---------- Material provided
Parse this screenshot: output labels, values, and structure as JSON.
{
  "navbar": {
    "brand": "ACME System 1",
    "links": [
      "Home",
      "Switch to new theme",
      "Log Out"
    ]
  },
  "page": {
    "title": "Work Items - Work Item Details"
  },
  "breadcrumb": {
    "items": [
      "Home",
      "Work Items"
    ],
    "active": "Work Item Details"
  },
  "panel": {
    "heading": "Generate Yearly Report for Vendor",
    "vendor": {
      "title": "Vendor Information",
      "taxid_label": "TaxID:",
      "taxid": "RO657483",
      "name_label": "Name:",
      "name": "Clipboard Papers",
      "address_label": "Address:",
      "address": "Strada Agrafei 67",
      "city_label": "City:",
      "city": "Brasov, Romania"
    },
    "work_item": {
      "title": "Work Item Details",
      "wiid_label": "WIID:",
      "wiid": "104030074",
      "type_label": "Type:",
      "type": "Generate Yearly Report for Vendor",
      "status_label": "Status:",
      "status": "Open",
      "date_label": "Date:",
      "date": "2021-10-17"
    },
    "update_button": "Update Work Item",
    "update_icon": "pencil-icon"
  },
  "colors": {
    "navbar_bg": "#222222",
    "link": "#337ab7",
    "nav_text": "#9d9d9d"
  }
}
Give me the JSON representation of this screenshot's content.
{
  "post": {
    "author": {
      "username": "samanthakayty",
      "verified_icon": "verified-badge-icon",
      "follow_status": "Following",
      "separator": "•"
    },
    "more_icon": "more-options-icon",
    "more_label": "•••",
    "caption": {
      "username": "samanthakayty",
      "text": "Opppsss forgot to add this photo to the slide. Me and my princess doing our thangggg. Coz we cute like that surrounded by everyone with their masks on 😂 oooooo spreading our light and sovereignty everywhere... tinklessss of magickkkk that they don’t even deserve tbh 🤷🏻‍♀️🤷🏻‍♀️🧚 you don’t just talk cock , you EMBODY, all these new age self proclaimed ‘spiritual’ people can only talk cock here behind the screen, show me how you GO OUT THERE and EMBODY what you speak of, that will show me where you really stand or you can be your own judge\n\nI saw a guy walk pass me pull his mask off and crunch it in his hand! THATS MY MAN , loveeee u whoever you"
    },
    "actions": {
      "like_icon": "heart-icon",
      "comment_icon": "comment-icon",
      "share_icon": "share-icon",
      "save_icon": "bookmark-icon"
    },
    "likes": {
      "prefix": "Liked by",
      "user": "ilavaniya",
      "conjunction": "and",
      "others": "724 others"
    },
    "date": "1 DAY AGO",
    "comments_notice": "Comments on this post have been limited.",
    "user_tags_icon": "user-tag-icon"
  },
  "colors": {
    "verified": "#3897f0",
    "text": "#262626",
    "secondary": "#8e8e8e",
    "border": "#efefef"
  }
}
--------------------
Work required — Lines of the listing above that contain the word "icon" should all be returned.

Your solution —
    "update_icon": "pencil-icon"
      "verified_icon": "verified-badge-icon",
    "more_icon": "more-options-icon",
      "like_icon": "heart-icon",
      "comment_icon": "comment-icon",
      "share_icon": "share-icon",
      "save_icon": "bookmark-icon"
    "user_tags_icon": "user-tag-icon"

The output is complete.